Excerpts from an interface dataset
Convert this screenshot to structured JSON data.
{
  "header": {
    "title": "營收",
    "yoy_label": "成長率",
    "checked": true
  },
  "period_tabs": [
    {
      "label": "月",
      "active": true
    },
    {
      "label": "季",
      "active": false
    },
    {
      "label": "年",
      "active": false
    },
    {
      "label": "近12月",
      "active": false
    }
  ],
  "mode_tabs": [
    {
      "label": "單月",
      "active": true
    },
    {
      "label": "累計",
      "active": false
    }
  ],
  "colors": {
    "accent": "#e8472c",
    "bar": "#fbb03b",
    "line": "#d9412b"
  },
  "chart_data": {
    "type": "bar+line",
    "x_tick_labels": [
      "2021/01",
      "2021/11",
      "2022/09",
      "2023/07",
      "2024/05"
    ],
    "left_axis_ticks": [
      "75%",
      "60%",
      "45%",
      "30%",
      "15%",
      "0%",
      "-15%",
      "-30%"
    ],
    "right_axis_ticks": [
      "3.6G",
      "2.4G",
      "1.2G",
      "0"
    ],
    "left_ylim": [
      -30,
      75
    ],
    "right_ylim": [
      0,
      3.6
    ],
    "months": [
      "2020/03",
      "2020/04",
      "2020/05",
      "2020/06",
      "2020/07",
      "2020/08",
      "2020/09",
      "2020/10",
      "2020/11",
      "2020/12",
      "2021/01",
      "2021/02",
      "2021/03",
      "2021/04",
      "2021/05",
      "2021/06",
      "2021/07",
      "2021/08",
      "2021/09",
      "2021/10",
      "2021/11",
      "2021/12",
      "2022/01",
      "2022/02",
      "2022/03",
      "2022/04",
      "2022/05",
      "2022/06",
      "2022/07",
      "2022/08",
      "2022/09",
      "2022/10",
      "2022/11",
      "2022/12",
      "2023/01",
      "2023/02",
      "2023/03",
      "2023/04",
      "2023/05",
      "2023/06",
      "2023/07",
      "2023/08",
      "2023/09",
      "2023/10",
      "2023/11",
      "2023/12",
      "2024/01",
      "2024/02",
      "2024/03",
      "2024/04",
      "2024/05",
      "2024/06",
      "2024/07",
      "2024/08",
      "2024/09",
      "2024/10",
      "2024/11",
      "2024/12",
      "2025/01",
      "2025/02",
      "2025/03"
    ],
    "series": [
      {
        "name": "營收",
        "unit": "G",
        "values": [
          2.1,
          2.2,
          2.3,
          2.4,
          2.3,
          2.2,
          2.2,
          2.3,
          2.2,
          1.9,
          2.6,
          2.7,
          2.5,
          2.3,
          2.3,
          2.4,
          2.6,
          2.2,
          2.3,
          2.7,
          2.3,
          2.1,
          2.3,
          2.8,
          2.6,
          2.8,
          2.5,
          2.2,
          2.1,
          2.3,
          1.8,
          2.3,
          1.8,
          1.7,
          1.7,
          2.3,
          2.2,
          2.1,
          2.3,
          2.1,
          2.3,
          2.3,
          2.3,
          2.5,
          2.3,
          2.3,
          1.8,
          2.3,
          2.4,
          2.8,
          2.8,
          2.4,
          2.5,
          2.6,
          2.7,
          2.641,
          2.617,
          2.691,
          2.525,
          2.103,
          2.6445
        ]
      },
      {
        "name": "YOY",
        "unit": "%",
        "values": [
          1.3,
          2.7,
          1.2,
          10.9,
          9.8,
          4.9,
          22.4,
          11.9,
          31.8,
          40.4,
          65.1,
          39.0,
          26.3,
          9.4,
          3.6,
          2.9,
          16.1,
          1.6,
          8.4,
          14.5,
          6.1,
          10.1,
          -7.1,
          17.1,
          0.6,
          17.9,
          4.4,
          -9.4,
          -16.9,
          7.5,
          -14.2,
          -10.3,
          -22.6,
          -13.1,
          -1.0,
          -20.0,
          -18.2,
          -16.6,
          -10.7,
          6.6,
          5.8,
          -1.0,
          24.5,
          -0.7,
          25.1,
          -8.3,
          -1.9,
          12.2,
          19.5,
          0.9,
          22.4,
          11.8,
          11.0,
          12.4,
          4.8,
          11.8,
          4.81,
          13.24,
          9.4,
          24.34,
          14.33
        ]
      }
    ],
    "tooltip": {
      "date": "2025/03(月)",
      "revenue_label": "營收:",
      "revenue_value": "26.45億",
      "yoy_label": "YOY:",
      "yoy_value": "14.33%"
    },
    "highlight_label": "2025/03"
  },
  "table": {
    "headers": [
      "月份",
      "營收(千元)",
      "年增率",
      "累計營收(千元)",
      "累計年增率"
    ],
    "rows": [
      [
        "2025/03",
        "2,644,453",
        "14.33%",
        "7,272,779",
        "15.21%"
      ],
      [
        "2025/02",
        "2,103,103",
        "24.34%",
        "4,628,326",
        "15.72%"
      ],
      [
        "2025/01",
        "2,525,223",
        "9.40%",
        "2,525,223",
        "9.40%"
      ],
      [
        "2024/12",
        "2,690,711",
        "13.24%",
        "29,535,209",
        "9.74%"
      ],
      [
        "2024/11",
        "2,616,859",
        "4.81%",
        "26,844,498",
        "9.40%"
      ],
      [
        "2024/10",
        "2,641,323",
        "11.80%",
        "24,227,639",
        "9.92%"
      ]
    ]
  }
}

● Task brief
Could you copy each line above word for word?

● Solution for this task
Convert this screenshot to structured JSON data.
{
  "header": {
    "title": "營收",
    "yoy_label": "成長率",
    "checked": true
  },
  "period_tabs": [
    {
      "label": "月",
      "active": true
    },
    {
      "label": "季",
      "active": false
    },
    {
      "label": "年",
      "active": false
    },
    {
      "label": "近12月",
      "active": false
    }
  ],
  "mode_tabs": [
    {
      "label": "單月",
      "active": true
    },
    {
      "label": "累計",
      "active": false
    }
  ],
  "colors": {
    "accent": "#e8472c",
    "bar": "#fbb03b",
    "line": "#d9412b"
  },
  "chart_data": {
    "type": "bar+line",
    "x_tick_labels": [
      "2021/01",
      "2021/11",
      "2022/09",
      "2023/07",
      "2024/05"
    ],
    "left_axis_ticks": [
      "75%",
      "60%",
      "45%",
      "30%",
      "15%",
      "0%",
      "-15%",
      "-30%"
    ],
    "right_axis_ticks": [
      "3.6G",
      "2.4G",
      "1.2G",
      "0"
    ],
    "left_ylim": [
      -30,
      75
    ],
    "right_ylim": [
      0,
      3.6
    ],
    "months": [
      "2020/03",
      "2020/04",
      "2020/05",
      "2020/06",
      "2020/07",
      "2020/08",
      "2020/09",
      "2020/10",
      "2020/11",
      "2020/12",
      "2021/01",
      "2021/02",
      "2021/03",
      "2021/04",
      "2021/05",
      "2021/06",
      "2021/07",
      "2021/08",
      "2021/09",
      "2021/10",
      "2021/11",
      "2021/12",
      "2022/01",
      "2022/02",
      "2022/03",
      "2022/04",
      "2022/05",
      "2022/06",
      "2022/07",
      "2022/08",
      "2022/09",
      "2022/10",
      "2022/11",
      "2022/12",
      "2023/01",
      "2023/02",
      "2023/03",
      "2023/04",
      "2023/05",
      "2023/06",
      "2023/07",
      "2023/08",
      "2023/09",
      "2023/10",
      "2023/11",
      "2023/12",
      "2024/01",
      "2024/02",
      "2024/03",
      "2024/04",
      "2024/05",
      "2024/06",
      "2024/07",
      "2024/08",
      "2024/09",
      "2024/10",
      "2024/11",
      "2024/12",
      "2025/01",
      "2025/02",
      "2025/03"
    ],
    "series": [
      {
        "name": "營收",
        "unit": "G",
        "values": [
          2.1,
          2.2,
          2.3,
          2.4,
          2.3,
          2.2,
          2.2,
          2.3,
          2.2,
          1.9,
          2.6,
          2.7,
          2.5,
          2.3,
          2.3,
          2.4,
          2.6,
          2.2,
          2.3,
          2.7,
          2.3,
          2.1,
          2.3,
          2.8,
          2.6,
          2.8,
          2.5,
          2.2,
          2.1,
          2.3,
          1.8,
          2.3,
          1.8,
          1.7,
          1.7,
          2.3,
          2.2,
          2.1,
          2.3,
          2.1,
          2.3,
          2.3,
          2.3,
          2.5,
          2.3,
          2.3,
          1.8,
          2.3,
          2.4,
          2.8,
          2.8,
          2.4,
          2.5,
          2.6,
          2.7,
          2.641,
          2.617,
          2.691,
          2.525,
          2.103,
          2.6445
        ]
      },
      {
        "name": "YOY",
        "unit": "%",
        "values": [
          1.3,
          2.7,
          1.2,
          10.9,
          9.8,
          4.9,
          22.4,
          11.9,
          31.8,
          40.4,
          65.1,
          39.0,
          26.3,
          9.4,
          3.6,
          2.9,
          16.1,
          1.6,
          8.4,
          14.5,
          6.1,
          10.1,
          -7.1,
          17.1,
          0.6,
          17.9,
          4.4,
          -9.4,
          -16.9,
          7.5,
          -14.2,
          -10.3,
          -22.6,
          -13.1,
          -1.0,
          -20.0,
          -18.2,
          -16.6,
          -10.7,
          6.6,
          5.8,
          -1.0,
          24.5,
          -0.7,
          25.1,
          -8.3,
          -1.9,
          12.2,
          19.5,
          0.9,
          22.4,
          11.8,
          11.0,
          12.4,
          4.8,
          11.8,
          4.81,
          13.24,
          9.4,
          24.34,
          14.33
        ]
      }
    ],
    "tooltip": {
      "date": "2025/03(月)",
      "revenue_label": "營收:",
      "revenue_value": "26.45億",
      "yoy_label": "YOY:",
      "yoy_value": "14.33%"
    },
    "highlight_label": "2025/03"
  },
  "table": {
    "headers": [
      "月份",
      "營收(千元)",
      "年增率",
      "累計營收(千元)",
      "累計年增率"
    ],
    "rows": [
      [
        "2025/03",
        "2,644,453",
        "14.33%",
        "7,272,779",
        "15.21%"
      ],
      [
        "2025/02",
        "2,103,103",
        "24.34%",
        "4,628,326",
        "15.72%"
      ],
      [
        "2025/01",
        "2,525,223",
        "9.40%",
        "2,525,223",
        "9.40%"
      ],
      [
        "2024/12",
        "2,690,711",
        "13.24%",
        "29,535,209",
        "9.74%"
      ],
      [
        "2024/11",
        "2,616,859",
        "4.81%",
        "26,844,498",
        "9.40%"
      ],
      [
        "2024/10",
        "2,641,323",
        "11.80%",
        "24,227,639",
        "9.92%"
      ]
    ]
  }
}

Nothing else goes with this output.